**Exercise instructions**
All entries that follow are to be written out verbatim.

**Page and application data records**
**********

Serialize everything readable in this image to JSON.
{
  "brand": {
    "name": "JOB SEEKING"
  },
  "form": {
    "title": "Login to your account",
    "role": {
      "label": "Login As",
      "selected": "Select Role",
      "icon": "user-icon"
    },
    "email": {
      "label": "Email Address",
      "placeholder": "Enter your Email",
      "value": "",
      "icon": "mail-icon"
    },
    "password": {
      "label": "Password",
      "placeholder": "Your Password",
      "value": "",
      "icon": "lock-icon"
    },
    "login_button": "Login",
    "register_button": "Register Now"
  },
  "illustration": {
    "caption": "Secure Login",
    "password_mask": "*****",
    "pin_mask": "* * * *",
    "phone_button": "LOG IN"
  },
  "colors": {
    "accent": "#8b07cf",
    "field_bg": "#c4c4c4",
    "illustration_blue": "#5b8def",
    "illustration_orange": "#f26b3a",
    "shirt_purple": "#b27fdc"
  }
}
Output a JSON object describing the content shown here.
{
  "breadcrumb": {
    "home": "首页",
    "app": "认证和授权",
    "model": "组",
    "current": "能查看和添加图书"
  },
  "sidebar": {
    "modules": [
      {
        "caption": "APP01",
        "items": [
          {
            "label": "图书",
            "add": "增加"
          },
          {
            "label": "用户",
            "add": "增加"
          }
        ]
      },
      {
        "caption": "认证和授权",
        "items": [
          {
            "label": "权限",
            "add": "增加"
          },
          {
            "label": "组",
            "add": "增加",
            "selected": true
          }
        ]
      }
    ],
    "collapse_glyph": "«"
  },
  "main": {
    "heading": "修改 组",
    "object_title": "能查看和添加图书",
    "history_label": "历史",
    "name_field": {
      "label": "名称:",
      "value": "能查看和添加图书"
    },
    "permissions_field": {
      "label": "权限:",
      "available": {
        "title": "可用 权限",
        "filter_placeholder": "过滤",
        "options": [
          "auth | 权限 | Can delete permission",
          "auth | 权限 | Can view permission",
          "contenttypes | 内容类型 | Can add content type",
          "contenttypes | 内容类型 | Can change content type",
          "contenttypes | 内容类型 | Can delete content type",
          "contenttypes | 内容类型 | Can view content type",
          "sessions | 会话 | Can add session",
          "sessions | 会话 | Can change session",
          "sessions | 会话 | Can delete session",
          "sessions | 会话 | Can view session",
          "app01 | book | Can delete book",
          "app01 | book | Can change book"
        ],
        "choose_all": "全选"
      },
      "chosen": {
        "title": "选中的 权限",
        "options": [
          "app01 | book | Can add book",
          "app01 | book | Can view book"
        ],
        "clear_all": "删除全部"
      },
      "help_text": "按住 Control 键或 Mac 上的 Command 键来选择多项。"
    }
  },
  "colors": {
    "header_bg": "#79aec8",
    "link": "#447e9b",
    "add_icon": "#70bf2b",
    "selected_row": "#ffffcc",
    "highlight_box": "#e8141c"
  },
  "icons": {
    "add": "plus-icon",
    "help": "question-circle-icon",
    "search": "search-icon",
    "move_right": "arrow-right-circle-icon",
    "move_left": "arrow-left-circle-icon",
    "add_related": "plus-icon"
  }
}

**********

**Task output**
Serialize everything readable in this image to JSON.
{
  "brand": {
    "name": "JOB SEEKING"
  },
  "form": {
    "title": "Login to your account",
    "role": {
      "label": "Login As",
      "selected": "Select Role",
      "icon": "user-icon"
    },
    "email": {
      "label": "Email Address",
      "placeholder": "Enter your Email",
      "value": "",
      "icon": "mail-icon"
    },
    "password": {
      "label": "Password",
      "placeholder": "Your Password",
      "value": "",
      "icon": "lock-icon"
    },
    "login_button": "Login",
    "register_button": "Register Now"
  },
  "illustration": {
    "caption": "Secure Login",
    "password_mask": "*****",
    "pin_mask": "* * * *",
    "phone_button": "LOG IN"
  },
  "colors": {
    "accent": "#8b07cf",
    "field_bg": "#c4c4c4",
    "illustration_blue": "#5b8def",
    "illustration_orange": "#f26b3a",
    "shirt_purple": "#b27fdc"
  }
}
Output a JSON object describing the content shown here.
{
  "breadcrumb": {
    "home": "首页",
    "app": "认证和授权",
    "model": "组",
    "current": "能查看和添加图书"
  },
  "sidebar": {
    "modules": [
      {
        "caption": "APP01",
        "items": [
          {
            "label": "图书",
            "add": "增加"
          },
          {
            "label": "用户",
            "add": "增加"
          }
        ]
      },
      {
        "caption": "认证和授权",
        "items": [
          {
            "label": "权限",
            "add": "增加"
          },
          {
            "label": "组",
            "add": "增加",
            "selected": true
          }
        ]
      }
    ],
    "collapse_glyph": "«"
  },
  "main": {
    "heading": "修改 组",
    "object_title": "能查看和添加图书",
    "history_label": "历史",
    "name_field": {
      "label": "名称:",
      "value": "能查看和添加图书"
    },
    "permissions_field": {
      "label": "权限:",
      "available": {
        "title": "可用 权限",
        "filter_placeholder": "过滤",
        "options": [
          "auth | 权限 | Can delete permission",
          "auth | 权限 | Can view permission",
          "contenttypes | 内容类型 | Can add content type",
          "contenttypes | 内容类型 | Can change content type",
          "contenttypes | 内容类型 | Can delete content type",
          "contenttypes | 内容类型 | Can view content type",
          "sessions | 会话 | Can add session",
          "sessions | 会话 | Can change session",
          "sessions | 会话 | Can delete session",
          "sessions | 会话 | Can view session",
          "app01 | book | Can delete book",
          "app01 | book | Can change book"
        ],
        "choose_all": "全选"
      },
      "chosen": {
        "title": "选中的 权限",
        "options": [
          "app01 | book | Can add book",
          "app01 | book | Can view book"
        ],
        "clear_all": "删除全部"
      },
      "help_text": "按住 Control 键或 Mac 上的 Command 键来选择多项。"
    }
  },
  "colors": {
    "header_bg": "#79aec8",
    "link": "#447e9b",
    "add_icon": "#70bf2b",
    "selected_row": "#ffffcc",
    "highlight_box": "#e8141c"
  },
  "icons": {
    "add": "plus-icon",
    "help": "question-circle-icon",
    "search": "search-icon",
    "move_right": "arrow-right-circle-icon",
    "move_left": "arrow-left-circle-icon",
    "add_related": "plus-icon"
  }
}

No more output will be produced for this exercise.